Tuesday, May 11, 2010

Check out my review of Chuck Forsman's Wolf over at inkstuds.

Monday, May 10, 2010

learn and relearn, library science style

1) I do not like reference all that much, but I love reader's advisory--obviously.

2) Metadata is really, really interesting. I'd like to sign up for its newsletter.

3) Butler Library at Columbia provides an intoxicating atmosphere of old money, untold secrets and intellectual vigor. No wonder all those undergrads want to hump in its stacks.

4) Poster-making is inexplicably considered a valuable thing for a graduate student to do.

5) The NYPL offers so many free services like reference chat, access to databases and old-timey eye candy that is feels like I are getting way with something every time I use their site.

6) Group projects suck baboon ass.

7) Librarians are geniuses.
Rest assured that its ass is angry about my comment, too. Image via the NYPL, of course

Sunday, May 09, 2010

A Complicated Kindness by Miriam Toews

Reading A Complicated Kindness reminded me a lot of reading Geek Love for the first time. It is fast paced, strewn with pain and humor and told in a captivating first-person narrative that makes the form seem easy. Though not set in the freak show circuit like GL, ACK does follow life in, in the words of the 16-year-old narrator Nomi, a “secret town” of Mennonites in Canada called East Village. She spends a lot of time considering her place in the Village, and the flow of her thoughts is very true: “That I belong in the frightful fresco of this man’s dream unnerves me. I wonder exactly happened in Menno’s world that made him turn his back on it…The mark of the beast? Streets paved in gold? What? Fuck off. I dream of escaping into the real world. If I’m forced to read one more Narnia series book I’ll kill myself.”

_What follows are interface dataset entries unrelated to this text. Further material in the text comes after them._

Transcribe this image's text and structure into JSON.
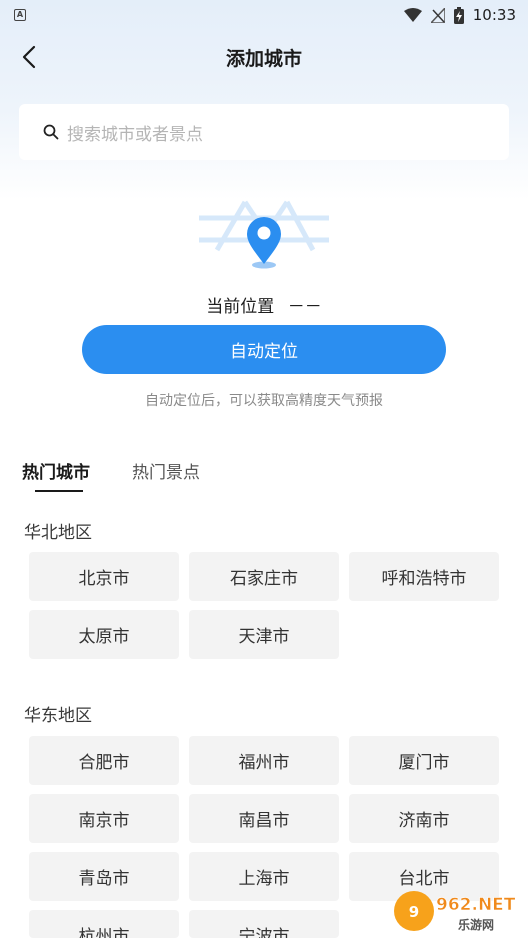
{
  "status_bar": {
    "app_indicator": "A",
    "time": "10:33"
  },
  "nav": {
    "title": "添加城市"
  },
  "search": {
    "placeholder": "搜索城市或者景点"
  },
  "location": {
    "current_label": "当前位置",
    "current_value": "－－",
    "auto_button": "自动定位",
    "hint": "自动定位后，可以获取高精度天气预报"
  },
  "tabs": [
    {
      "label": "热门城市",
      "active": true
    },
    {
      "label": "热门景点",
      "active": false
    }
  ],
  "regions": [
    {
      "title": "华北地区",
      "cities": [
        "北京市",
        "石家庄市",
        "呼和浩特市",
        "太原市",
        "天津市"
      ]
    },
    {
      "title": "华东地区",
      "cities": [
        "合肥市",
        "福州市",
        "厦门市",
        "南京市",
        "南昌市",
        "济南市",
        "青岛市",
        "上海市",
        "台北市",
        "杭州市",
        "宁波市"
      ]
    }
  ],
  "watermark": {
    "brand": "962.NET",
    "sub": "乐游网"
  },
  "colors": {
    "accent": "#2b8ef0",
    "city_button_bg": "#f3f3f3",
    "header_bg": "#e4eef9"
  }
}
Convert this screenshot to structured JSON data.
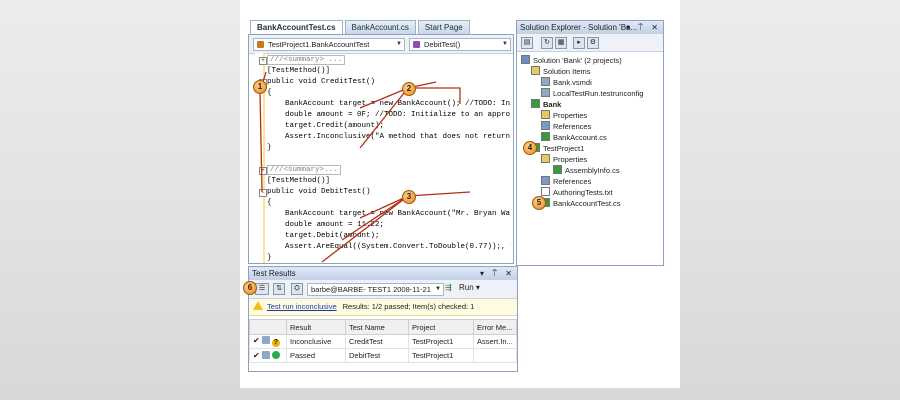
{
  "editor": {
    "tabs": [
      {
        "label": "BankAccountTest.cs",
        "active": true
      },
      {
        "label": "BankAccount.cs",
        "active": false
      },
      {
        "label": "Start Page",
        "active": false
      }
    ],
    "type_dropdown": "TestProject1.BankAccountTest",
    "member_dropdown": "DebitTest()",
    "code_lines": [
      "///<summary> ...",
      "[TestMethod()]",
      "public void CreditTest()",
      "{",
      "    BankAccount target = new BankAccount(); //TODO: Ini...",
      "    double amount = 0F; //TODO: Initialize to an appro...",
      "    target.Credit(amount);",
      "    Assert.Inconclusive(\"A method that does not return...",
      "}",
      "",
      "///<summary>...",
      "[TestMethod()]",
      "public void DebitTest()",
      "{",
      "    BankAccount target = new BankAccount(\"Mr. Bryan Wal...",
      "    double amount = 11.22;",
      "    target.Debit(amount);",
      "    Assert.AreEqual((System.Convert.ToDouble(0.77));, targ...",
      "}"
    ]
  },
  "solution_explorer": {
    "title": "Solution Explorer - Solution 'Ba...",
    "title_controls": "▾ ⍑ ✕",
    "toolbar_icons": [
      "properties-icon",
      "refresh-icon",
      "show-all-files-icon",
      "view-code-icon",
      "view-designer-icon"
    ],
    "tree": [
      {
        "label": "Solution 'Bank' (2 projects)",
        "indent": 0,
        "icon": "solution-icon",
        "color": "#6a8cc7"
      },
      {
        "label": "Solution Items",
        "indent": 1,
        "icon": "folder-icon",
        "color": "#e8c860"
      },
      {
        "label": "Bank.vsmdi",
        "indent": 2,
        "icon": "file-icon",
        "color": "#8fa8c8"
      },
      {
        "label": "LocalTestRun.testrunconfig",
        "indent": 2,
        "icon": "file-icon",
        "color": "#8fa8c8"
      },
      {
        "label": "Bank",
        "indent": 1,
        "icon": "project-icon",
        "color": "#3a9a3a",
        "bold": true
      },
      {
        "label": "Properties",
        "indent": 2,
        "icon": "folder-icon",
        "color": "#e8c860"
      },
      {
        "label": "References",
        "indent": 2,
        "icon": "references-icon",
        "color": "#7a9ac8"
      },
      {
        "label": "BankAccount.cs",
        "indent": 2,
        "icon": "cs-file-icon",
        "color": "#3a9a3a"
      },
      {
        "label": "TestProject1",
        "indent": 1,
        "icon": "test-project-icon",
        "color": "#3a9a3a"
      },
      {
        "label": "Properties",
        "indent": 2,
        "icon": "folder-icon",
        "color": "#e8c860"
      },
      {
        "label": "AssemblyInfo.cs",
        "indent": 3,
        "icon": "cs-file-icon",
        "color": "#3a9a3a"
      },
      {
        "label": "References",
        "indent": 2,
        "icon": "references-icon",
        "color": "#7a9ac8"
      },
      {
        "label": "AuthoringTests.txt",
        "indent": 2,
        "icon": "text-file-icon",
        "color": "#ffffff"
      },
      {
        "label": "BankAccountTest.cs",
        "indent": 2,
        "icon": "cs-file-icon",
        "color": "#3a9a3a"
      }
    ]
  },
  "test_results": {
    "title": "Test Results",
    "title_controls": "▾ ⍑ ✕",
    "run_selector": "barbe@BARBE- TEST1 2008-11-21",
    "run_button": "Run ▾",
    "status_link": "Test run inconclusive",
    "status_text": "Results: 1/2 passed; Item(s) checked: 1",
    "columns": [
      "Result",
      "Test Name",
      "Project",
      "Error Me..."
    ],
    "rows": [
      {
        "result": "Inconclusive",
        "test_name": "CreditTest",
        "project": "TestProject1",
        "error": "Assert.In...",
        "status_color": "#f0b000",
        "status_symbol": "?"
      },
      {
        "result": "Passed",
        "test_name": "DebitTest",
        "project": "TestProject1",
        "error": "",
        "status_color": "#2fa84f",
        "status_symbol": ""
      }
    ]
  },
  "callouts": [
    "1",
    "2",
    "3",
    "4",
    "5",
    "6"
  ],
  "colors": {
    "callout": "#e8861a",
    "accent_blue": "#8da2c0",
    "warning": "#f2c01d"
  }
}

Nomi is angry, defeated, self-destructive, but mostly just sad. Both her sister and her mother have disappeared from town, leaving her with her good-hearted but befuddled father and a bad reputation. She has a plan to leave town too, like we all did at 16, and it is equally possible and fantasy. The main thing keeping her is her lovely dad, Ray, whose own depression at the loss of the other half of the family. I love the character of Ray; his unfunniness and Dadliness are dead-on renderings by Toews and his treatment shows the depth of her understanding of the heartbreak of living in both a faith bound society and in the world, the real world as Nomi would have it, at once when all you want to do is be a good person and have a good life.

The specter of excommunication, a concept that seems especially cruel to me, hovers over this story, and that is especially sinister since Nomi’s frothing uncle is the town’s religious head. As we learn more about the family’s history we can decide to see Uncle Hans as a damaged individual with a poor choice of coping mechanisms or just a complete asshole, or both. Hans shows well the unfortunate arc a life can take when a person chooses to transform an incidence of pain into a grudge against the world and how potent and scary that transformation can be in a religious context.

Women in East Village have it noticeably worse than the men and Toews engages this subtly. The fine line between being a child and being an adult is especially perilous in East Village, and I like that Toews exploits this by having Nomi left by her mysterious, vibrant mom at age thirteen (still a kid) and telling this angry, revelatory story as an outraged teen, near the age when her outrageous sister took off. Other women who can’t or won’t leave go sick like Nomi’s religious best friend, get drunk like her grandma or just go dead like her aunt, extreme reflections of the options available to women everywhere who can’t conform but can’t leave.

All this sounds depressing, but A Complicated Kindness is funny and vibrant too. Though she feels stuck, you know that something is happening with Nomi. All that teenage energy comes busting through the pages, and it is an inspiration and a warning at once.

Sunday, May 02, 2010


*Click to enbiggen*

this...turned into this
The roof is actually even more potty than this now that I've begin to thin and repot seedlings. Besides the vegetables you see here I am growing some sunflowers for B, and some zinnias for me. Between the two is nasturtium; I have several pots of those grown from seed. Will they actually flower?


From my parents' basement...
It shoots popcorn! It jazzes up the counter with its wild lettering! It only smells a little like burning wires! Bonus: giving it to me makes my parents seem less like hoarders.


This week was a bad one for stress, but a good one for art. My friend Pete not only brought his bad self to visit, he brought a housewarming painting with him:
One Day by Esther Pearl Watson

I keep going back and looking at it over and over. Especially the little socks.


More art arrived with Eva today. I commissioned a set of portraits for B's birthday awhile ago from Simon, and she graciously lugged them from Vienna to Brooklyn. They look so much like us that I had to redact! I thought that we'd put them in the bathroom so guests feel safe knowing that we are always watching.